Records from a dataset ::
========================

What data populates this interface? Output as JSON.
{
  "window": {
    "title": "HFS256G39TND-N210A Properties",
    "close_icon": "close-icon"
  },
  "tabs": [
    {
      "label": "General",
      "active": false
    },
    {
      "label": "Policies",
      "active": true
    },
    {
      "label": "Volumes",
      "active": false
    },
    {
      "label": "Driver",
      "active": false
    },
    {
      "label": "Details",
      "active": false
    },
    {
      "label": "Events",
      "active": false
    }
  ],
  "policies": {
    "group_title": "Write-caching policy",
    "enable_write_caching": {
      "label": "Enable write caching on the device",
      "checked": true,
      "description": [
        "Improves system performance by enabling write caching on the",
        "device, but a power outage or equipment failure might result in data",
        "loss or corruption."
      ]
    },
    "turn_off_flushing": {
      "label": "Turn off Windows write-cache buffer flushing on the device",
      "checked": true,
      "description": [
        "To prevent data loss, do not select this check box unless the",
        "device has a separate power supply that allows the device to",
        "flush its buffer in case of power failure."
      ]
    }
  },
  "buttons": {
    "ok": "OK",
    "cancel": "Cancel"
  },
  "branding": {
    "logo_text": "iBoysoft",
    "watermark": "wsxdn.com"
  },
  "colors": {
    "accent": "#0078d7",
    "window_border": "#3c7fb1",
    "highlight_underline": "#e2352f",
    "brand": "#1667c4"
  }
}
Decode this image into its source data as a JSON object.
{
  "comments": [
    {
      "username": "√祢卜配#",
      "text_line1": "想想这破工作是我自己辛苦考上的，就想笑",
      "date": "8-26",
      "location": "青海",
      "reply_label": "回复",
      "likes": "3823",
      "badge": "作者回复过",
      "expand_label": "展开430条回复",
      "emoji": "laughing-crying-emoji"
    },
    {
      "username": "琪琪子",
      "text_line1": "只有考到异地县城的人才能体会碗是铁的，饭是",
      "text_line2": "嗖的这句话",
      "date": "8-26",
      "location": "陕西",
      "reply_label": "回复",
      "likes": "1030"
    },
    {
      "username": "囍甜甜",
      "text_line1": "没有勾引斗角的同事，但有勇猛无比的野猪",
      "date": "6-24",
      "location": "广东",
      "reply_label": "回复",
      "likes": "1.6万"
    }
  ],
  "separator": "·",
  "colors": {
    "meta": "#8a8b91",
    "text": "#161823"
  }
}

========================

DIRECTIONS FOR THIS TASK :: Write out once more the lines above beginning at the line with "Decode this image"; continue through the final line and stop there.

ANSWER TO THIS EXERCISE ::
Decode this image into its source data as a JSON object.
{
  "comments": [
    {
      "username": "√祢卜配#",
      "text_line1": "想想这破工作是我自己辛苦考上的，就想笑",
      "date": "8-26",
      "location": "青海",
      "reply_label": "回复",
      "likes": "3823",
      "badge": "作者回复过",
      "expand_label": "展开430条回复",
      "emoji": "laughing-crying-emoji"
    },
    {
      "username": "琪琪子",
      "text_line1": "只有考到异地县城的人才能体会碗是铁的，饭是",
      "text_line2": "嗖的这句话",
      "date": "8-26",
      "location": "陕西",
      "reply_label": "回复",
      "likes": "1030"
    },
    {
      "username": "囍甜甜",
      "text_line1": "没有勾引斗角的同事，但有勇猛无比的野猪",
      "date": "6-24",
      "location": "广东",
      "reply_label": "回复",
      "likes": "1.6万"
    }
  ],
  "separator": "·",
  "colors": {
    "meta": "#8a8b91",
    "text": "#161823"
  }
}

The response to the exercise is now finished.